• _Excerpted records_:
########################################
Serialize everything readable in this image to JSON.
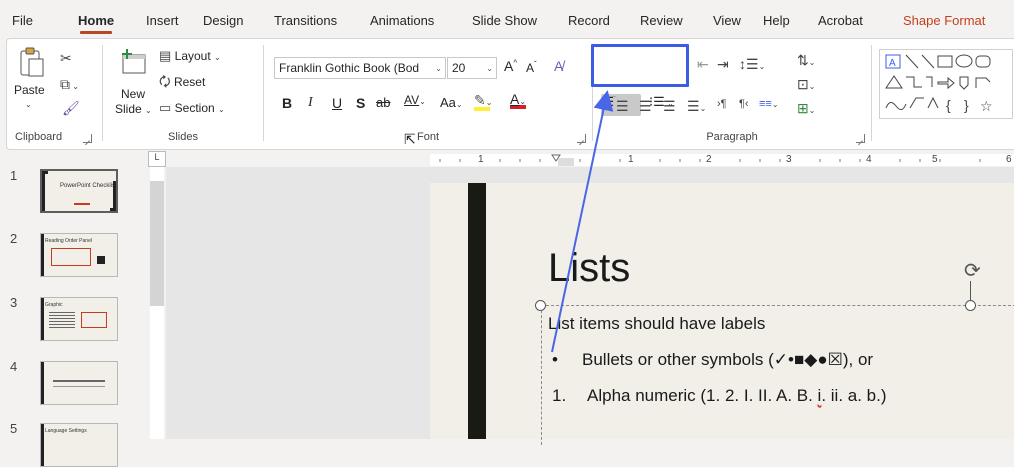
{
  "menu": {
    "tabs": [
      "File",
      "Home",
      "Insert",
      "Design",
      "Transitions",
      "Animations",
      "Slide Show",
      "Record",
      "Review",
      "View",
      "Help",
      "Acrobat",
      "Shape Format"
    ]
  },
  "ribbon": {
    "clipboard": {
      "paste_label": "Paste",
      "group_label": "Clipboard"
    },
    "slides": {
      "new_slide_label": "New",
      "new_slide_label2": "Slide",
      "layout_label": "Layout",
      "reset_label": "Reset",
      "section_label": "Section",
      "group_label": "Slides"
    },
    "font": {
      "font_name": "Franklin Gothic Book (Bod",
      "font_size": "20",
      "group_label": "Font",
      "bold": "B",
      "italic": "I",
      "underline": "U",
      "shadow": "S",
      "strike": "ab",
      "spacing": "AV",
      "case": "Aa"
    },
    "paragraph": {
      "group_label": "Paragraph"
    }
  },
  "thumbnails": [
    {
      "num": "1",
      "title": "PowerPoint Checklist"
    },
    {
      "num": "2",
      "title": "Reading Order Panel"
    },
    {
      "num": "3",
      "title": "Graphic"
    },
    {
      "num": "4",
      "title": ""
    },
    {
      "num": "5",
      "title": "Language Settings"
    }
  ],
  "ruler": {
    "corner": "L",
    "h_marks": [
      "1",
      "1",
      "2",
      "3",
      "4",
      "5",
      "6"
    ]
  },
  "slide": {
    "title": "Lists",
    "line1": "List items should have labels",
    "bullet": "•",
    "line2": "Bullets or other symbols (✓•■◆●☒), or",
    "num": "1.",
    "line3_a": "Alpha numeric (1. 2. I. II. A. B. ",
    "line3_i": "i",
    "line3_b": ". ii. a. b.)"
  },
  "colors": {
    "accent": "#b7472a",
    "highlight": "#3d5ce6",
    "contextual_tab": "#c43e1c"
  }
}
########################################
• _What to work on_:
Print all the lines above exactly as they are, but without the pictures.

• _Result of the task_:
Serialize everything readable in this image to JSON.
{
  "menu": {
    "tabs": [
      "File",
      "Home",
      "Insert",
      "Design",
      "Transitions",
      "Animations",
      "Slide Show",
      "Record",
      "Review",
      "View",
      "Help",
      "Acrobat",
      "Shape Format"
    ]
  },
  "ribbon": {
    "clipboard": {
      "paste_label": "Paste",
      "group_label": "Clipboard"
    },
    "slides": {
      "new_slide_label": "New",
      "new_slide_label2": "Slide",
      "layout_label": "Layout",
      "reset_label": "Reset",
      "section_label": "Section",
      "group_label": "Slides"
    },
    "font": {
      "font_name": "Franklin Gothic Book (Bod",
      "font_size": "20",
      "group_label": "Font",
      "bold": "B",
      "italic": "I",
      "underline": "U",
      "shadow": "S",
      "strike": "ab",
      "spacing": "AV",
      "case": "Aa"
    },
    "paragraph": {
      "group_label": "Paragraph"
    }
  },
  "thumbnails": [
    {
      "num": "1",
      "title": "PowerPoint Checklist"
    },
    {
      "num": "2",
      "title": "Reading Order Panel"
    },
    {
      "num": "3",
      "title": "Graphic"
    },
    {
      "num": "4",
      "title": ""
    },
    {
      "num": "5",
      "title": "Language Settings"
    }
  ],
  "ruler": {
    "corner": "L",
    "h_marks": [
      "1",
      "1",
      "2",
      "3",
      "4",
      "5",
      "6"
    ]
  },
  "slide": {
    "title": "Lists",
    "line1": "List items should have labels",
    "bullet": "•",
    "line2": "Bullets or other symbols (✓•■◆●☒), or",
    "num": "1.",
    "line3_a": "Alpha numeric (1. 2. I. II. A. B. ",
    "line3_i": "i",
    "line3_b": ". ii. a. b.)"
  },
  "colors": {
    "accent": "#b7472a",
    "highlight": "#3d5ce6",
    "contextual_tab": "#c43e1c"
  }
}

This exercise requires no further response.